Scan the entries below for the string "icon" and copy every line where it turns up.

───── DATA TO EXAMINE

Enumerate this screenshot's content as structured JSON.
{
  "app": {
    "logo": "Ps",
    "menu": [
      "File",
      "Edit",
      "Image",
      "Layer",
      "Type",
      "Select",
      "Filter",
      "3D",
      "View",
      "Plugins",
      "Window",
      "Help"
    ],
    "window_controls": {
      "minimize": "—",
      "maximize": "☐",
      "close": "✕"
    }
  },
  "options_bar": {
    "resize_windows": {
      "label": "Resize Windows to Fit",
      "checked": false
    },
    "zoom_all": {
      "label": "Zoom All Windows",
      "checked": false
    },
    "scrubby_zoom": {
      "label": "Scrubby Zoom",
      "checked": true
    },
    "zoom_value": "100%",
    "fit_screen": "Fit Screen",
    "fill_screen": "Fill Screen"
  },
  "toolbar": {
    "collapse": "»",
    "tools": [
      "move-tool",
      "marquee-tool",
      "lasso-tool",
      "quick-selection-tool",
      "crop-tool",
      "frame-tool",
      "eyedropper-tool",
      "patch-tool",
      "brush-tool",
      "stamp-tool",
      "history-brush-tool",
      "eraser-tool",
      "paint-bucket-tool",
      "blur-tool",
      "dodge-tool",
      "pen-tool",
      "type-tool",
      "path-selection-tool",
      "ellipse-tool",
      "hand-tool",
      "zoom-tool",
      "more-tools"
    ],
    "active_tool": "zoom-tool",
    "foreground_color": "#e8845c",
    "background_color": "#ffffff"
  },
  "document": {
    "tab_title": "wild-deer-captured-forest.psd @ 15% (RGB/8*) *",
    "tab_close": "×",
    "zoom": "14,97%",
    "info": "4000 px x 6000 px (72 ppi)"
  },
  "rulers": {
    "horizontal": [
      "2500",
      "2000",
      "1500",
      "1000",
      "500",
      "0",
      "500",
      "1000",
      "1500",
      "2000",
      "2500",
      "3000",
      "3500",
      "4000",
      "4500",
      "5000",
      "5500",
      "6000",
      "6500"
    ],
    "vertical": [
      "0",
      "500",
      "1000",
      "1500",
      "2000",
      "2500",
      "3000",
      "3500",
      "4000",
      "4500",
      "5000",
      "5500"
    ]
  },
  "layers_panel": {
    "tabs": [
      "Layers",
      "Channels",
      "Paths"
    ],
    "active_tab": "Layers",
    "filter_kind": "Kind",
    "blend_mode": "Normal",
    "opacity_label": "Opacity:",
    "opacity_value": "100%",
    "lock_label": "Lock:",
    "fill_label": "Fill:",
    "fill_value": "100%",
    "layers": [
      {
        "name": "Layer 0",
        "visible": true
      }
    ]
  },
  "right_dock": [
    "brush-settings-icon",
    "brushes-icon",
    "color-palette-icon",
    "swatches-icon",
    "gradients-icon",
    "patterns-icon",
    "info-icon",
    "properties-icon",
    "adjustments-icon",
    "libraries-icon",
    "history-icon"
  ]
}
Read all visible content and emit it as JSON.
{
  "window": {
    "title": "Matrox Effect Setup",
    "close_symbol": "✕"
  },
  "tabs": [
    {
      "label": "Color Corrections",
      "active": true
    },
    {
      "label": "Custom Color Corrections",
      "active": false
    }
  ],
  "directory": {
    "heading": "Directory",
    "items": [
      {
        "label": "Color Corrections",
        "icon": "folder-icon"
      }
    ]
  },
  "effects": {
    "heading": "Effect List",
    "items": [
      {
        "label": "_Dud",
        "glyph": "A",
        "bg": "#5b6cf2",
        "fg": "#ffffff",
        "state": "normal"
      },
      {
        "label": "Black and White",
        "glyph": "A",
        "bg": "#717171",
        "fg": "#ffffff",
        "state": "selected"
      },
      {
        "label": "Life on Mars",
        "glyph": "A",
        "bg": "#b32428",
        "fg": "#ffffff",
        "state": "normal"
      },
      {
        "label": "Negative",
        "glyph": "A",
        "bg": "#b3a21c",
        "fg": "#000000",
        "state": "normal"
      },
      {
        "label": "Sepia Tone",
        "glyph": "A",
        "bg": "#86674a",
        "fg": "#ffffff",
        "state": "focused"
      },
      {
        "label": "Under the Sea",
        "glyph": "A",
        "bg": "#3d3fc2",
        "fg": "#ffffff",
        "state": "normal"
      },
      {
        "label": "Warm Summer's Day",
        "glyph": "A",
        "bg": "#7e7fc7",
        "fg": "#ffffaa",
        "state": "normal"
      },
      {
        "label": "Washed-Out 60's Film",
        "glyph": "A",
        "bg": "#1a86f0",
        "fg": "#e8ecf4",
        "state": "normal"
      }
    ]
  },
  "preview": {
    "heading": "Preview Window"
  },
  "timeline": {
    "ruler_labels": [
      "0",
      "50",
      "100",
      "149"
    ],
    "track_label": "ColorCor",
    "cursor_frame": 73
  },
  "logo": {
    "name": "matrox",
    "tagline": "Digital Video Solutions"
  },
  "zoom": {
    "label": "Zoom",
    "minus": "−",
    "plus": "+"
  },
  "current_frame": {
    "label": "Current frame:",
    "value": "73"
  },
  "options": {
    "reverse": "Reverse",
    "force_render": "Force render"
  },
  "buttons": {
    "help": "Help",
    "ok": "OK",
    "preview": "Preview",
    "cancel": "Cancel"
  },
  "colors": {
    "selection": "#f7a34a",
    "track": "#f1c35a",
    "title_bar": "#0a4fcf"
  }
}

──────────

_WRITTEN SOLUTION_:
    "brush-settings-icon",
    "brushes-icon",
    "color-palette-icon",
    "swatches-icon",
    "gradients-icon",
    "patterns-icon",
    "info-icon",
    "properties-icon",
    "adjustments-icon",
    "libraries-icon",
    "history-icon"
        "icon": "folder-icon"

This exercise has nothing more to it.